The Braxi too don’t really convince as a technological society. They appear to be on a level with the Azeans, and it’s implied much of their technology is stolen from their enemies. But, in a particularly dumb piece of background detail, the Braxi always build their technology reversed, so that handles and switches are on the other side or operate in the opposite way. The story also makes much of the many and complicated “modes” of Braxi speech, as capable of being spoken only by the Braxaná, but no reference is made to the mechanism, there’s no indication why only the Braxaná can speak it, and the whole thing does seem somewhat implausible.

While In Conquest Born‘s universe has all the bells and whistles you could wish for in a space opera, it does often lack rigour. Anzha and Zatar are also probably too vivid a pair of characters, even for so colourful a universe. The amorality also reads badly, more so now that it might have done back in 1986. For that reason, I’m not convinced In Conquest Born has aged particularly well, but there are no doubt science fiction readers who will see nothing wrong in it and might well enjoy its overly rich and melodramatic story.

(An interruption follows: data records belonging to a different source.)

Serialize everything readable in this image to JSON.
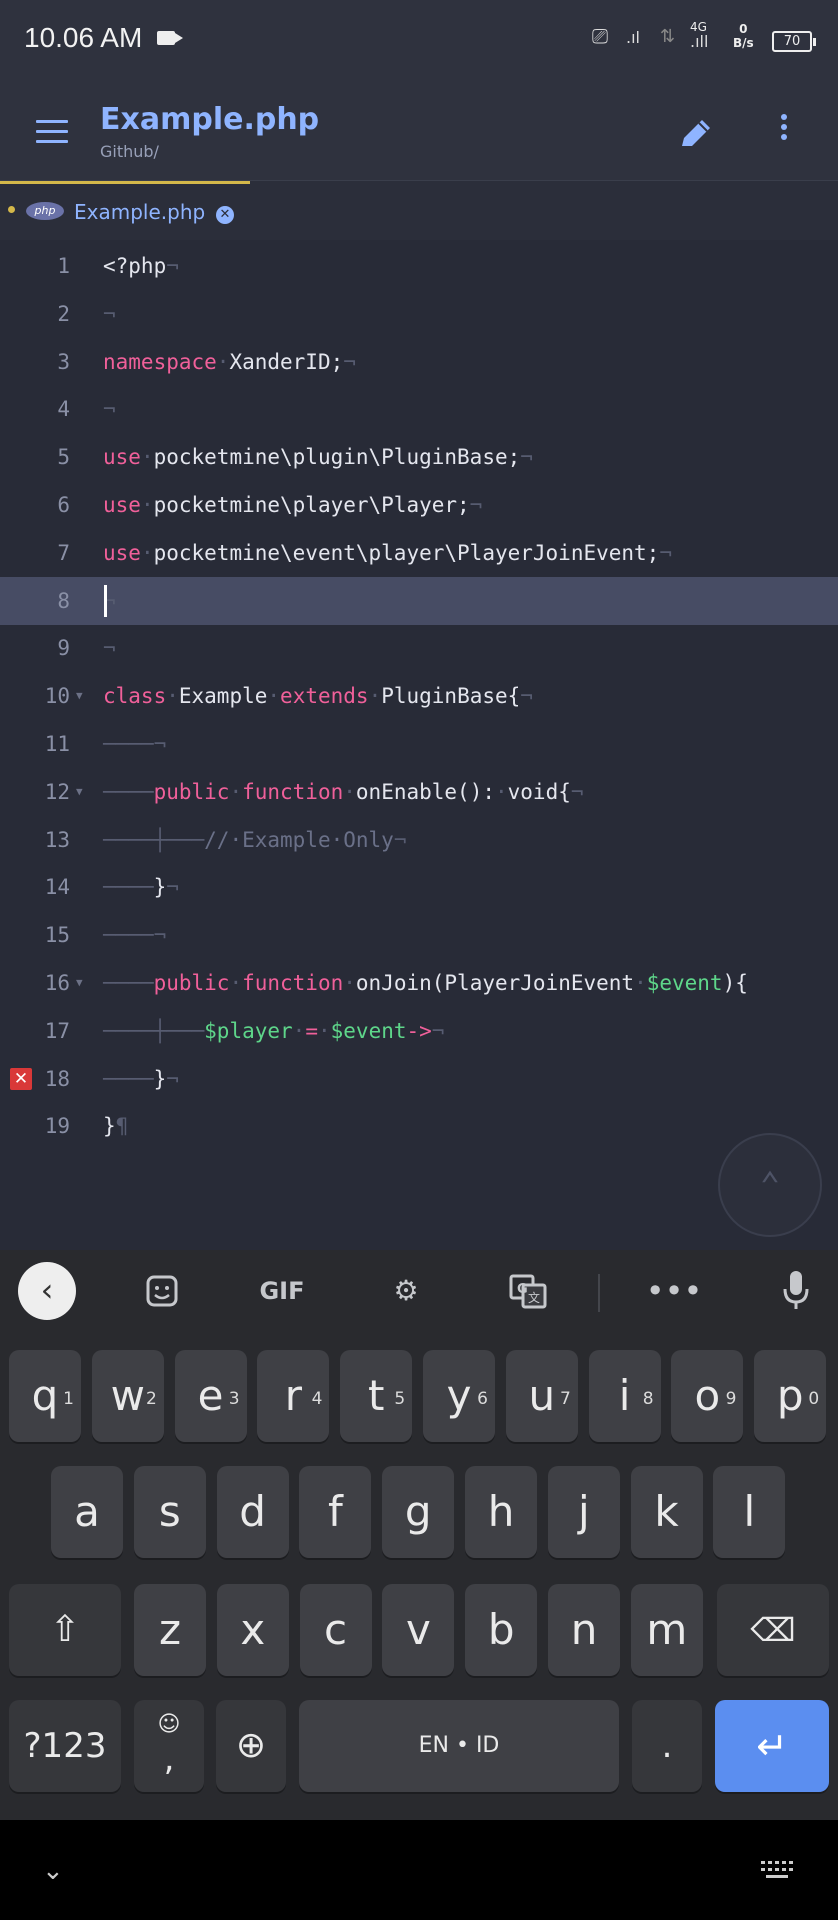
{
  "status_bar": {
    "time": "10.06 AM",
    "network": "4G",
    "speed_value": "0",
    "speed_unit": "B/s",
    "battery": "70"
  },
  "app_bar": {
    "title": "Example.php",
    "subtitle": "Github/",
    "icons": [
      "menu-icon",
      "pencil-icon",
      "more-vert-icon"
    ],
    "accent_color": "#8fb4ff"
  },
  "tabs": [
    {
      "badge": "php",
      "label": "Example.php",
      "modified": true,
      "close_icon": "close-circle-icon"
    }
  ],
  "editor": {
    "active_line": 8,
    "error_line": 18,
    "lines": [
      {
        "n": "1",
        "indent": "",
        "tokens": [
          {
            "t": "<?php",
            "c": "id"
          },
          {
            "t": "¬",
            "c": "ws"
          }
        ]
      },
      {
        "n": "2",
        "indent": "",
        "tokens": [
          {
            "t": "¬",
            "c": "ws"
          }
        ]
      },
      {
        "n": "3",
        "indent": "",
        "tokens": [
          {
            "t": "namespace",
            "c": "kw"
          },
          {
            "t": "·",
            "c": "ws"
          },
          {
            "t": "XanderID;",
            "c": "id"
          },
          {
            "t": "¬",
            "c": "ws"
          }
        ]
      },
      {
        "n": "4",
        "indent": "",
        "tokens": [
          {
            "t": "¬",
            "c": "ws"
          }
        ]
      },
      {
        "n": "5",
        "indent": "",
        "tokens": [
          {
            "t": "use",
            "c": "kw"
          },
          {
            "t": "·",
            "c": "ws"
          },
          {
            "t": "pocketmine\\plugin\\PluginBase;",
            "c": "id"
          },
          {
            "t": "¬",
            "c": "ws"
          }
        ]
      },
      {
        "n": "6",
        "indent": "",
        "tokens": [
          {
            "t": "use",
            "c": "kw"
          },
          {
            "t": "·",
            "c": "ws"
          },
          {
            "t": "pocketmine\\player\\Player;",
            "c": "id"
          },
          {
            "t": "¬",
            "c": "ws"
          }
        ]
      },
      {
        "n": "7",
        "indent": "",
        "tokens": [
          {
            "t": "use",
            "c": "kw"
          },
          {
            "t": "·",
            "c": "ws"
          },
          {
            "t": "pocketmine\\event\\player\\PlayerJoinEvent;",
            "c": "id"
          },
          {
            "t": "¬",
            "c": "ws"
          }
        ]
      },
      {
        "n": "8",
        "indent": "",
        "tokens": [
          {
            "t": "¬",
            "c": "ws"
          }
        ]
      },
      {
        "n": "9",
        "indent": "",
        "tokens": [
          {
            "t": "¬",
            "c": "ws"
          }
        ]
      },
      {
        "n": "10",
        "fold": true,
        "indent": "",
        "tokens": [
          {
            "t": "class",
            "c": "kw"
          },
          {
            "t": "·",
            "c": "ws"
          },
          {
            "t": "Example",
            "c": "id"
          },
          {
            "t": "·",
            "c": "ws"
          },
          {
            "t": "extends",
            "c": "kw"
          },
          {
            "t": "·",
            "c": "ws"
          },
          {
            "t": "PluginBase{",
            "c": "id"
          },
          {
            "t": "¬",
            "c": "ws"
          }
        ]
      },
      {
        "n": "11",
        "indent": "────",
        "tokens": [
          {
            "t": "¬",
            "c": "ws"
          }
        ]
      },
      {
        "n": "12",
        "fold": true,
        "indent": "────",
        "tokens": [
          {
            "t": "public",
            "c": "kw"
          },
          {
            "t": "·",
            "c": "ws"
          },
          {
            "t": "function",
            "c": "kw"
          },
          {
            "t": "·",
            "c": "ws"
          },
          {
            "t": "onEnable():",
            "c": "id"
          },
          {
            "t": "·",
            "c": "ws"
          },
          {
            "t": "void{",
            "c": "id"
          },
          {
            "t": "¬",
            "c": "ws"
          }
        ]
      },
      {
        "n": "13",
        "indent": "────┼───",
        "tokens": [
          {
            "t": "//·Example·Only",
            "c": "cm"
          },
          {
            "t": "¬",
            "c": "ws"
          }
        ]
      },
      {
        "n": "14",
        "indent": "────",
        "tokens": [
          {
            "t": "}",
            "c": "id"
          },
          {
            "t": "¬",
            "c": "ws"
          }
        ]
      },
      {
        "n": "15",
        "indent": "────",
        "tokens": [
          {
            "t": "¬",
            "c": "ws"
          }
        ]
      },
      {
        "n": "16",
        "fold": true,
        "indent": "────",
        "tokens": [
          {
            "t": "public",
            "c": "kw"
          },
          {
            "t": "·",
            "c": "ws"
          },
          {
            "t": "function",
            "c": "kw"
          },
          {
            "t": "·",
            "c": "ws"
          },
          {
            "t": "onJoin(PlayerJoinEvent",
            "c": "id"
          },
          {
            "t": "·",
            "c": "ws"
          },
          {
            "t": "$event",
            "c": "var"
          },
          {
            "t": "){",
            "c": "id"
          }
        ]
      },
      {
        "n": "17",
        "indent": "────┼───",
        "tokens": [
          {
            "t": "$player",
            "c": "var"
          },
          {
            "t": "·",
            "c": "ws"
          },
          {
            "t": "=",
            "c": "kw"
          },
          {
            "t": "·",
            "c": "ws"
          },
          {
            "t": "$event",
            "c": "var"
          },
          {
            "t": "->",
            "c": "kw"
          },
          {
            "t": "¬",
            "c": "ws"
          }
        ]
      },
      {
        "n": "18",
        "indent": "────",
        "tokens": [
          {
            "t": "}",
            "c": "id"
          },
          {
            "t": "¬",
            "c": "ws"
          }
        ]
      },
      {
        "n": "19",
        "indent": "",
        "tokens": [
          {
            "t": "}",
            "c": "id"
          },
          {
            "t": "¶",
            "c": "ws"
          }
        ]
      }
    ],
    "colors": {
      "keyword": "#f0609a",
      "identifier": "#e4e6ee",
      "variable": "#5ed68a",
      "comment": "#6a7088",
      "whitespace": "#575c71"
    }
  },
  "keyboard": {
    "toolbar": {
      "gif_label": "GIF",
      "icons": [
        "back-arrow-icon",
        "sticker-icon",
        "gif-icon",
        "settings-icon",
        "translate-icon",
        "more-horiz-icon",
        "mic-icon"
      ]
    },
    "row1": [
      {
        "k": "q",
        "h": "1"
      },
      {
        "k": "w",
        "h": "2"
      },
      {
        "k": "e",
        "h": "3"
      },
      {
        "k": "r",
        "h": "4"
      },
      {
        "k": "t",
        "h": "5"
      },
      {
        "k": "y",
        "h": "6"
      },
      {
        "k": "u",
        "h": "7"
      },
      {
        "k": "i",
        "h": "8"
      },
      {
        "k": "o",
        "h": "9"
      },
      {
        "k": "p",
        "h": "0"
      }
    ],
    "row2": [
      "a",
      "s",
      "d",
      "f",
      "g",
      "h",
      "j",
      "k",
      "l"
    ],
    "row3": [
      "z",
      "x",
      "c",
      "v",
      "b",
      "n",
      "m"
    ],
    "symbols_label": "?123",
    "comma_label": ",",
    "emoji_hint": "☺",
    "space_label": "EN • ID",
    "period_label": ".",
    "accent_color": "#5b8ef0"
  }
}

Black Sun Rising, CS Friedman

blacksunrisingBlack Sun Rising, CS Friedman (1991)
Review by Adam Whitehead

Twelve hundred years ago, a sleeper ship from Earth deposited several thousand colonists on the wild, untamed world of Erna. Seismically active Erna is a harsh planet to survive on, made worse by the presence of the Fae, a source of energy that permeates the elements and can be harnessed by certain humans to further their own ends. Unfortunately, the Fae can also be manipulated subconciously, resulting in the people’s fears and nightmares taking on solid form.

With all high technology lost in the birth of a new religion, the colonists of Erna have descended to a Renaissance level of technology, although retaining certain advanced medical, astronomical and scientific knowledge. Damien Kilcannon Vryce, a warrior-priest of the Church and one of the few churchmen able to wield the Fae, arrives in the city of Jaggonath to adopt a new and difficult role in the Church hierarchy. However, when a local Fae-wielder is brutally attacked and her ability to wield the Fae is neutralised, Damien is drawn into a lengthy quest that will lead into the dangerous rakhlands to confront a powerful sorcerer. Along the way Damien is forced into a most uneasy alliance with the cold and arrogant Gerald Tarrant, a powerful wielder of the Fae who has secrets of his own…

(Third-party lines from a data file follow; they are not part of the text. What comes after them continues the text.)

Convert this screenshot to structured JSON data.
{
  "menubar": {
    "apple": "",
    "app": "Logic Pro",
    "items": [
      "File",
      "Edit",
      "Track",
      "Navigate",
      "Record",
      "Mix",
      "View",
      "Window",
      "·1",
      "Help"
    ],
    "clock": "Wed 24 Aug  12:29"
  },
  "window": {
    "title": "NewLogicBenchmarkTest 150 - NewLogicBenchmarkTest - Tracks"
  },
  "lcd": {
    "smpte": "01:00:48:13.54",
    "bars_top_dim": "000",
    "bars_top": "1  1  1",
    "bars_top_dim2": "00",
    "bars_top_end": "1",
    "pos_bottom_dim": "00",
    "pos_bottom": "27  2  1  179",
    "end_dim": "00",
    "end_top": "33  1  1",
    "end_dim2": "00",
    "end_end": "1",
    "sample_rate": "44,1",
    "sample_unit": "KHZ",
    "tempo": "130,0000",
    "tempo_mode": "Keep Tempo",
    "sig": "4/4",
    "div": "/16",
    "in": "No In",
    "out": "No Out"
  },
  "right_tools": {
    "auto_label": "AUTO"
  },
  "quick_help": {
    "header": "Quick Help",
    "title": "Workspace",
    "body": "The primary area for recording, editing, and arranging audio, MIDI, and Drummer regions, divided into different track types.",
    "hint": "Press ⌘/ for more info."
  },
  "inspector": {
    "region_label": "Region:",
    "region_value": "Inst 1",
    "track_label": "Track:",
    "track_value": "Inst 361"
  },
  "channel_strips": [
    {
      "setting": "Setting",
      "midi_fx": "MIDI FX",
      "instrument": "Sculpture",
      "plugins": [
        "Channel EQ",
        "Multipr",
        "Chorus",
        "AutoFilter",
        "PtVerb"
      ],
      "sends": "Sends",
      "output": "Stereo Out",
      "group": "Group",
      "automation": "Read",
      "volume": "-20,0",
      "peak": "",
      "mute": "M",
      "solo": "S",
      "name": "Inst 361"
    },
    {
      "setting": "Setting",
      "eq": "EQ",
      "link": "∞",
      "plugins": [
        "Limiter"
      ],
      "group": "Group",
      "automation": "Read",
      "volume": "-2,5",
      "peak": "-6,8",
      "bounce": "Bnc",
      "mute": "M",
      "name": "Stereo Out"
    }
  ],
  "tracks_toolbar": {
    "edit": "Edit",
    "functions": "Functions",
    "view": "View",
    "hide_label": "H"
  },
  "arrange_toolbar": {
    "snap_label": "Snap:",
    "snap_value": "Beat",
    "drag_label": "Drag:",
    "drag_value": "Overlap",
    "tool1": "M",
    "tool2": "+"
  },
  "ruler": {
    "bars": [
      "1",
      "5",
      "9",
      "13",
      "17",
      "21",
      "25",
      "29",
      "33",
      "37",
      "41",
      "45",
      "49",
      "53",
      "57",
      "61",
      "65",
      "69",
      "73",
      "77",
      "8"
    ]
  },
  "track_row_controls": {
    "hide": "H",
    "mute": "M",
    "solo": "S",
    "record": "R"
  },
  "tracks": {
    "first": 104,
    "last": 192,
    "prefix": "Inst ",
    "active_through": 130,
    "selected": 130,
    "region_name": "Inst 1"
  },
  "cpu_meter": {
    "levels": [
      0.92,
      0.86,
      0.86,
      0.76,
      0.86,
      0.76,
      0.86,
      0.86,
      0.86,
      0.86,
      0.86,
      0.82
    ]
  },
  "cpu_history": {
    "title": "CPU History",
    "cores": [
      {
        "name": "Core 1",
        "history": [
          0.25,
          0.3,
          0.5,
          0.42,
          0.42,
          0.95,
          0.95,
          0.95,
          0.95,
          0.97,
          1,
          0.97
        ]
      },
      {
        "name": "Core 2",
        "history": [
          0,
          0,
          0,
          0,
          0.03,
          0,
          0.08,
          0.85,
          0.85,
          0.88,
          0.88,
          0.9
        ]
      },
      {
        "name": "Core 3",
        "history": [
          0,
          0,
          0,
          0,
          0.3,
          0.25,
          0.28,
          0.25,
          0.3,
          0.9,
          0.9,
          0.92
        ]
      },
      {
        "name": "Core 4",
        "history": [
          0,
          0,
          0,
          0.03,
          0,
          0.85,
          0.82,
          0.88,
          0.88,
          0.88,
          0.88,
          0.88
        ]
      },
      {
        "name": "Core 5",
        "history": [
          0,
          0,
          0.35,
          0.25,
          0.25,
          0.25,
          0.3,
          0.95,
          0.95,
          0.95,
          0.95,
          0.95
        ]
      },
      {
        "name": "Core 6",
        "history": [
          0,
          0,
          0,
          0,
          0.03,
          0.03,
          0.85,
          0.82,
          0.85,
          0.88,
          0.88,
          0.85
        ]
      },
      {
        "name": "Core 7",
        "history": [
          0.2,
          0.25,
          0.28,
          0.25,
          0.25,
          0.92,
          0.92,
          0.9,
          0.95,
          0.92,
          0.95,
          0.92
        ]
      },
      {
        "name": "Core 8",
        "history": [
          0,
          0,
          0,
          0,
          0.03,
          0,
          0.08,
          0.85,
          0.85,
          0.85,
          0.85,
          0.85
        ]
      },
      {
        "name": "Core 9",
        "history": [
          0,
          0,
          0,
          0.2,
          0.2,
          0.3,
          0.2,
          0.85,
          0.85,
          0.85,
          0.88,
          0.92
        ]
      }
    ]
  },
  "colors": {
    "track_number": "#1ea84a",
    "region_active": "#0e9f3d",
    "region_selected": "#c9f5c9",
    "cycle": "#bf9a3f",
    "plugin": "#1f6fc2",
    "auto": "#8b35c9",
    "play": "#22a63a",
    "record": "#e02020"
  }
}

Black Sun Rising is the first novel in Celia Friedman’s Coldfire Trilogy. This SF-epic fantasy hybrid was very highly regarded upon its initial release in the United States, but oddly it wasn’t until fifteen years later that Orbit finally published the first UK edition.

The novel is a mixture of the familiar and the use of more original tropes, although the familiar does win out in the end. This is a quest story, with an interesting band of ‘heroes’ setting out to right a great wrong and travel across a vast chunk of countryside in the process. The world of Erna has some interesting facets to it but the travelling makes for the more tedious part of the book, especially the endless mucking around in caves. Page after page of description of rocks and tunnels does not make for entertaining reading.

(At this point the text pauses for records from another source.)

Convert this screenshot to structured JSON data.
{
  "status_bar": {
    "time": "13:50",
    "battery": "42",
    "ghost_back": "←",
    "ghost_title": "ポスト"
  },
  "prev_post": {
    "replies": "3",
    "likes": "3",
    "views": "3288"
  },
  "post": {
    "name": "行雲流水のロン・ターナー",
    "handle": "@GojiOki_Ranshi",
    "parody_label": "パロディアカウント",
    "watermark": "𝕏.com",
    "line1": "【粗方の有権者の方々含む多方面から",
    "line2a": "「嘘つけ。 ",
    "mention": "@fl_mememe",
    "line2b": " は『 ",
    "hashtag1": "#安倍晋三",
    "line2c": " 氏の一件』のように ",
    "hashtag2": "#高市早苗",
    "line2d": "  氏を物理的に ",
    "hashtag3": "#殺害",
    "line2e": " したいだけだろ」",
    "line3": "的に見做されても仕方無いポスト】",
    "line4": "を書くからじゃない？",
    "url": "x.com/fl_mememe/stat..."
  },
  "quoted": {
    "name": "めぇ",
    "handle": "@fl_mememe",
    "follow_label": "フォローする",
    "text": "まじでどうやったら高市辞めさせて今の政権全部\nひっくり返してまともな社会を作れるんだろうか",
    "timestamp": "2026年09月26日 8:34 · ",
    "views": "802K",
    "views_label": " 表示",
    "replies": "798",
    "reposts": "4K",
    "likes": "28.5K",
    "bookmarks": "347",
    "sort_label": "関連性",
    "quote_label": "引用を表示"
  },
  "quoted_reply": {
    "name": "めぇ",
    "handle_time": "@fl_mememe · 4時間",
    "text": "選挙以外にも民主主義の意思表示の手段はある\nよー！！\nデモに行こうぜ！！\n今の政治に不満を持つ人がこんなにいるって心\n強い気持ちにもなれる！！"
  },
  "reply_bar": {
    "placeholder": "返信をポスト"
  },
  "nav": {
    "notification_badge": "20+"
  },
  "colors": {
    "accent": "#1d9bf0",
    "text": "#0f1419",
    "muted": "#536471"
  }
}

Fortunately, Friedman’s characters are an interesting, if largely unlikeable bunch. She isn’t afraid to kill off major characters and paints them in convincing detail. Less impressive is that secondary characters are not very well developed at all. The rakhs’ motivations in particular could have been fleshed out more and one key character who hangs around for a good 150-200 or so pages doesn’t even get a name.

The plot-line is intriguing and there’s no denying that the world-building is quite well-thought-out. The cliffhanger ending comes out of nowhere and the enforced humour at the end of the book doesn’t really work as well as intended. That said, the book was enjoyable enough to make me look forward to picking up the second volume, When True Night Falls.

Black Sun Rising was surprisingly disappointing for such a widely-acclaimed novel. The author is a good writer but needs to lighten up a bit. The world is unrelentingly grim but Friedman isn’t in the same calibre as Scott Bakker, who can make such a world come alive and become compelling.

This review originally appeared on The Wertzone.